======== Information supplied
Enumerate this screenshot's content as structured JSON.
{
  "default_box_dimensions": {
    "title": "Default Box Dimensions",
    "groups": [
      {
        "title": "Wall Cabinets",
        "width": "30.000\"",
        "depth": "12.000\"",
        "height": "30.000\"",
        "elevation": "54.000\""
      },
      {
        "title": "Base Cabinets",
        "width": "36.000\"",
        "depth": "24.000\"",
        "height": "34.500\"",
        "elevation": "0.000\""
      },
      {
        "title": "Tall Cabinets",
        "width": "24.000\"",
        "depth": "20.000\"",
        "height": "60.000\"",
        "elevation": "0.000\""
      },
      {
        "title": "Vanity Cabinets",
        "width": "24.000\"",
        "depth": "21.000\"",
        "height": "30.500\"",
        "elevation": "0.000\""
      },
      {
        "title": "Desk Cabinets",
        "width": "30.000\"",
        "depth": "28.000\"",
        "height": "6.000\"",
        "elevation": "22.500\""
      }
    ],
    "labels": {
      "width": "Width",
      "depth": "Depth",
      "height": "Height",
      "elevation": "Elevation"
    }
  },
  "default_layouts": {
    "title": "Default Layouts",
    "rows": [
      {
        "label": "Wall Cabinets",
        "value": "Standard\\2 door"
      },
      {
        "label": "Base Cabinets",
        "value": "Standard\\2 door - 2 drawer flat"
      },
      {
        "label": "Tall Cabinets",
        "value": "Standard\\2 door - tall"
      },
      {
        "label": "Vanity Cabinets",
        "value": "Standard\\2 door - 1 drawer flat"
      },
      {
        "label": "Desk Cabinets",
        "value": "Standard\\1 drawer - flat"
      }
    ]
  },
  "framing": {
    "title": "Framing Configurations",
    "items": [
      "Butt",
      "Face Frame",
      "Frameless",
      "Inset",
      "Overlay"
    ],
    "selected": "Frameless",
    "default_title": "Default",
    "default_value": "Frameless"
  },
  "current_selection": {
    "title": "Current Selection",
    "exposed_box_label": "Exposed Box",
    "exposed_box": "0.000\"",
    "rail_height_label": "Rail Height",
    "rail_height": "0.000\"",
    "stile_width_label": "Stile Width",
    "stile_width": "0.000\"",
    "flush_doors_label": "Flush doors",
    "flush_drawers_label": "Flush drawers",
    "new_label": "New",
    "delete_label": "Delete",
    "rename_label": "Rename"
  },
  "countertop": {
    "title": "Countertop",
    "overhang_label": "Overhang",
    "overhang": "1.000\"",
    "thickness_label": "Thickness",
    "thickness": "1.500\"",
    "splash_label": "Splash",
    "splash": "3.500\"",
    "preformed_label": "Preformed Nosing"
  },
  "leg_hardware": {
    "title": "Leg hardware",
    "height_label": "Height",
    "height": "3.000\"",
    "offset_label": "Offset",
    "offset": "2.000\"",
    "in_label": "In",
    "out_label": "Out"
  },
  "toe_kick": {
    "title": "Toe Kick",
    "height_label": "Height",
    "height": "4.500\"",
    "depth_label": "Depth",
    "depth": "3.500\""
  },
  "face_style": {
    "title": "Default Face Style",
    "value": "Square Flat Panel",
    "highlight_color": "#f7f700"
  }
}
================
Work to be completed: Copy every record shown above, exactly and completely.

Solution below:
Enumerate this screenshot's content as structured JSON.
{
  "default_box_dimensions": {
    "title": "Default Box Dimensions",
    "groups": [
      {
        "title": "Wall Cabinets",
        "width": "30.000\"",
        "depth": "12.000\"",
        "height": "30.000\"",
        "elevation": "54.000\""
      },
      {
        "title": "Base Cabinets",
        "width": "36.000\"",
        "depth": "24.000\"",
        "height": "34.500\"",
        "elevation": "0.000\""
      },
      {
        "title": "Tall Cabinets",
        "width": "24.000\"",
        "depth": "20.000\"",
        "height": "60.000\"",
        "elevation": "0.000\""
      },
      {
        "title": "Vanity Cabinets",
        "width": "24.000\"",
        "depth": "21.000\"",
        "height": "30.500\"",
        "elevation": "0.000\""
      },
      {
        "title": "Desk Cabinets",
        "width": "30.000\"",
        "depth": "28.000\"",
        "height": "6.000\"",
        "elevation": "22.500\""
      }
    ],
    "labels": {
      "width": "Width",
      "depth": "Depth",
      "height": "Height",
      "elevation": "Elevation"
    }
  },
  "default_layouts": {
    "title": "Default Layouts",
    "rows": [
      {
        "label": "Wall Cabinets",
        "value": "Standard\\2 door"
      },
      {
        "label": "Base Cabinets",
        "value": "Standard\\2 door - 2 drawer flat"
      },
      {
        "label": "Tall Cabinets",
        "value": "Standard\\2 door - tall"
      },
      {
        "label": "Vanity Cabinets",
        "value": "Standard\\2 door - 1 drawer flat"
      },
      {
        "label": "Desk Cabinets",
        "value": "Standard\\1 drawer - flat"
      }
    ]
  },
  "framing": {
    "title": "Framing Configurations",
    "items": [
      "Butt",
      "Face Frame",
      "Frameless",
      "Inset",
      "Overlay"
    ],
    "selected": "Frameless",
    "default_title": "Default",
    "default_value": "Frameless"
  },
  "current_selection": {
    "title": "Current Selection",
    "exposed_box_label": "Exposed Box",
    "exposed_box": "0.000\"",
    "rail_height_label": "Rail Height",
    "rail_height": "0.000\"",
    "stile_width_label": "Stile Width",
    "stile_width": "0.000\"",
    "flush_doors_label": "Flush doors",
    "flush_drawers_label": "Flush drawers",
    "new_label": "New",
    "delete_label": "Delete",
    "rename_label": "Rename"
  },
  "countertop": {
    "title": "Countertop",
    "overhang_label": "Overhang",
    "overhang": "1.000\"",
    "thickness_label": "Thickness",
    "thickness": "1.500\"",
    "splash_label": "Splash",
    "splash": "3.500\"",
    "preformed_label": "Preformed Nosing"
  },
  "leg_hardware": {
    "title": "Leg hardware",
    "height_label": "Height",
    "height": "3.000\"",
    "offset_label": "Offset",
    "offset": "2.000\"",
    "in_label": "In",
    "out_label": "Out"
  },
  "toe_kick": {
    "title": "Toe Kick",
    "height_label": "Height",
    "height": "4.500\"",
    "depth_label": "Depth",
    "depth": "3.500\""
  },
  "face_style": {
    "title": "Default Face Style",
    "value": "Square Flat Panel",
    "highlight_color": "#f7f700"
  }
}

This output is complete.